==== Excerpted data ====
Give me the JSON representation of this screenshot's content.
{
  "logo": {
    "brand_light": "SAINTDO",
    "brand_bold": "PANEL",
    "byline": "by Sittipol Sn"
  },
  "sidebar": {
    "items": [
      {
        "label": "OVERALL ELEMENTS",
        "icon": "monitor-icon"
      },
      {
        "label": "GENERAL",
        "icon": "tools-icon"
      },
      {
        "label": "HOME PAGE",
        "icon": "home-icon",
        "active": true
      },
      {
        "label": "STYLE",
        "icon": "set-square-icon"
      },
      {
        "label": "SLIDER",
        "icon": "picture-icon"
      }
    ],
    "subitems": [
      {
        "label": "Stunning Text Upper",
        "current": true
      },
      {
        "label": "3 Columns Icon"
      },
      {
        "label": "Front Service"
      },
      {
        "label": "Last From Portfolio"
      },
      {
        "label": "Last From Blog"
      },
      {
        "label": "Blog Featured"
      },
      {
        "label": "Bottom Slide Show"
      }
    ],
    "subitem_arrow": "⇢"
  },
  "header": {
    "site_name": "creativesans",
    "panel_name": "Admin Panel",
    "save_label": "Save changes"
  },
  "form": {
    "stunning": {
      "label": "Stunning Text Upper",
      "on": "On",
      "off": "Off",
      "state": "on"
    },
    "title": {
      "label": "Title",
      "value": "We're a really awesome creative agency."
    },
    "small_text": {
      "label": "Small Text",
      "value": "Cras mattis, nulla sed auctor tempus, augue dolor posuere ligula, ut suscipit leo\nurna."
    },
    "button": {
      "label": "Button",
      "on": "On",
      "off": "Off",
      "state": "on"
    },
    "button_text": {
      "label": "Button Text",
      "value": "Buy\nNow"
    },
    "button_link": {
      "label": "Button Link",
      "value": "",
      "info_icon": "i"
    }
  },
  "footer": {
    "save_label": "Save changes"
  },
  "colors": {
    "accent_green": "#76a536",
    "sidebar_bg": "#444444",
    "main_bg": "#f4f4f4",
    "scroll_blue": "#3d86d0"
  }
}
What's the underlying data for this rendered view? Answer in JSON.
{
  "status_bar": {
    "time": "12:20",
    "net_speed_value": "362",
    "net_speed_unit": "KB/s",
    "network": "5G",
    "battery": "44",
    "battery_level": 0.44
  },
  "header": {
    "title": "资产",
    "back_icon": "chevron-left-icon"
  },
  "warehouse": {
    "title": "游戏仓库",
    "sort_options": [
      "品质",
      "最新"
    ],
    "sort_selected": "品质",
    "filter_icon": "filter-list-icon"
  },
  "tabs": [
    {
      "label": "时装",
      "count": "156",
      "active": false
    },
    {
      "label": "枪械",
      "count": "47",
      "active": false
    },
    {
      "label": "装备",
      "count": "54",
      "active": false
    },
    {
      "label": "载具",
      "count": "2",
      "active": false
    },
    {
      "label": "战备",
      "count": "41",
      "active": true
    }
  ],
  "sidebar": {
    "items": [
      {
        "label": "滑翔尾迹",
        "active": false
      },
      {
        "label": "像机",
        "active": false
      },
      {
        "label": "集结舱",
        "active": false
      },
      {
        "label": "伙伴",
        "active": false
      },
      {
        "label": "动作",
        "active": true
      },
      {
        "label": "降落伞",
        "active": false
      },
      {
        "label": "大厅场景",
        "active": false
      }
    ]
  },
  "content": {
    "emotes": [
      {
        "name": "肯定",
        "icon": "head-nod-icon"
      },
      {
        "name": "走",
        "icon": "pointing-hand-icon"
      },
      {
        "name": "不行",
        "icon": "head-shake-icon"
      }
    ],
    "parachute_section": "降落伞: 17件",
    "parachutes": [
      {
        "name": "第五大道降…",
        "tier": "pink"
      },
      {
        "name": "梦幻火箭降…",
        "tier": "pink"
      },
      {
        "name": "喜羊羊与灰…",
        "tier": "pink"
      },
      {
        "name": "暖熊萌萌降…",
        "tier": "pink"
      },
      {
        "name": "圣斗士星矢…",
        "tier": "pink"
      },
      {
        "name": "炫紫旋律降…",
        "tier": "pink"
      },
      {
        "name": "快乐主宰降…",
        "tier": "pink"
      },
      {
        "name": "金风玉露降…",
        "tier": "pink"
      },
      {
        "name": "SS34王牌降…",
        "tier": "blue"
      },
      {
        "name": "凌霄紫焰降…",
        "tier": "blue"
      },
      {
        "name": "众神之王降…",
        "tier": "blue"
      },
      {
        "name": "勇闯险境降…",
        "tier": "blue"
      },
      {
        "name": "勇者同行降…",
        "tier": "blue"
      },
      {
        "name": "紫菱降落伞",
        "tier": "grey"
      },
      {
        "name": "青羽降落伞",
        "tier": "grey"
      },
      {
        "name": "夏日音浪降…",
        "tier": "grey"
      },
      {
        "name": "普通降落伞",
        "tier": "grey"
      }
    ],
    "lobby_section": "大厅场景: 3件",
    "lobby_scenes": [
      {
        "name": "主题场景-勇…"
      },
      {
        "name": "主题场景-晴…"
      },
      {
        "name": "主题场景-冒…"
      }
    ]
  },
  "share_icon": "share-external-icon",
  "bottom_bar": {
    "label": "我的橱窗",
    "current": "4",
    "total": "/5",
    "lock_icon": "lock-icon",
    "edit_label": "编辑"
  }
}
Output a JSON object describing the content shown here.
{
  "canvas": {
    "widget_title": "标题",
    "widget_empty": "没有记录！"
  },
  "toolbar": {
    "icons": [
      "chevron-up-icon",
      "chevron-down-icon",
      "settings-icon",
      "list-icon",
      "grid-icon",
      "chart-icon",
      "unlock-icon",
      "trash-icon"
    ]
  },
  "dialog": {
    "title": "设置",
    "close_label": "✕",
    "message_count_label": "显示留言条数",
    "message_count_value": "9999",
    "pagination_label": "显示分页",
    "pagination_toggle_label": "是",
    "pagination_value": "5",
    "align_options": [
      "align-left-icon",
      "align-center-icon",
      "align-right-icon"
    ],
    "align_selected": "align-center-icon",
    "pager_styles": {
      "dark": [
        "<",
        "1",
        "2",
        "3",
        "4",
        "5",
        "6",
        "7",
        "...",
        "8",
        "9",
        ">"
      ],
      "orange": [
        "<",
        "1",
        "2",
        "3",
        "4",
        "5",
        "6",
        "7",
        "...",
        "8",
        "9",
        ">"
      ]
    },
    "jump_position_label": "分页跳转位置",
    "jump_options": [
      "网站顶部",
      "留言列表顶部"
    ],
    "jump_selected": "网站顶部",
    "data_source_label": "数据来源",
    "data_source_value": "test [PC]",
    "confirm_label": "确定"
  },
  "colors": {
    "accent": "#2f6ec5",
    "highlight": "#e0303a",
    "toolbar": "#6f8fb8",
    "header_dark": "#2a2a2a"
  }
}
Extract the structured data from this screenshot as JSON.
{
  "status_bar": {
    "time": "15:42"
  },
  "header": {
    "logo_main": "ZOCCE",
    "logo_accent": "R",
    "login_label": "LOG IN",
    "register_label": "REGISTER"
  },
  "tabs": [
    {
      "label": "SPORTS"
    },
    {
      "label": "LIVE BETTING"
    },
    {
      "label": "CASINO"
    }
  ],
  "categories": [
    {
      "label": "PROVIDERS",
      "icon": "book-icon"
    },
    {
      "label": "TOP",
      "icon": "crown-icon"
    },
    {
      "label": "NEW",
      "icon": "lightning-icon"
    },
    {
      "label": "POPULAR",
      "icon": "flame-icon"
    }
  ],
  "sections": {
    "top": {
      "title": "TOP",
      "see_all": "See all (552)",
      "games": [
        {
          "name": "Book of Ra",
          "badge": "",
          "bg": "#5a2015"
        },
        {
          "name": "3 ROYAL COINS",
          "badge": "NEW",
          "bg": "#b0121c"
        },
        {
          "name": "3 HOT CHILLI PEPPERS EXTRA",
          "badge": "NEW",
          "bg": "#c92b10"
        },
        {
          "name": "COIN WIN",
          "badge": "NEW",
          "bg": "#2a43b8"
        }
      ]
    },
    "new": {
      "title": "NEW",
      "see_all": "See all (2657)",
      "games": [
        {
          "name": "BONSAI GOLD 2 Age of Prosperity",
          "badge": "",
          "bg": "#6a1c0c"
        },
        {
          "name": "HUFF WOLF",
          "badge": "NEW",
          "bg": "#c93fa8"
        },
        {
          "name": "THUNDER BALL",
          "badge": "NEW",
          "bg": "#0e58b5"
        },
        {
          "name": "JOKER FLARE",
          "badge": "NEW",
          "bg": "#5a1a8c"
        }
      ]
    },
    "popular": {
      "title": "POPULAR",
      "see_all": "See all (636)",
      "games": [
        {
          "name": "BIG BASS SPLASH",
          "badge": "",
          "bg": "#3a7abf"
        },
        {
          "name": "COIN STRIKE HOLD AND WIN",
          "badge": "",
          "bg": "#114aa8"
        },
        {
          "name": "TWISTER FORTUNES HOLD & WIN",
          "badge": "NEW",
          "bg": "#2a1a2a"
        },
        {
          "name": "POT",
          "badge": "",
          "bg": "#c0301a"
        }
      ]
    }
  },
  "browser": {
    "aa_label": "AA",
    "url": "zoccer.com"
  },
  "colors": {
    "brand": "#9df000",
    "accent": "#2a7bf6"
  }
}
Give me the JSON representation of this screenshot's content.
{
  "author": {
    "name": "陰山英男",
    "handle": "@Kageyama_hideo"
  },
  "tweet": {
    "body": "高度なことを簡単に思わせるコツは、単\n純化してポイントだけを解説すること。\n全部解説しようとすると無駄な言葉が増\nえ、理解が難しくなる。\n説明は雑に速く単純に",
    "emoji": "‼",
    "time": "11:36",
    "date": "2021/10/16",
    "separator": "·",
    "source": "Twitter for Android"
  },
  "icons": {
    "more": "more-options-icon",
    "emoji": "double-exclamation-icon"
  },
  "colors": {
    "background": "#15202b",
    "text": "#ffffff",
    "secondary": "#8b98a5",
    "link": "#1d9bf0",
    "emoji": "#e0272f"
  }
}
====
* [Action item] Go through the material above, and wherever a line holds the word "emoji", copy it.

* [Answer for the task]
    "emoji": "‼",
    "emoji": "double-exclamation-icon"
    "emoji": "#e0272f"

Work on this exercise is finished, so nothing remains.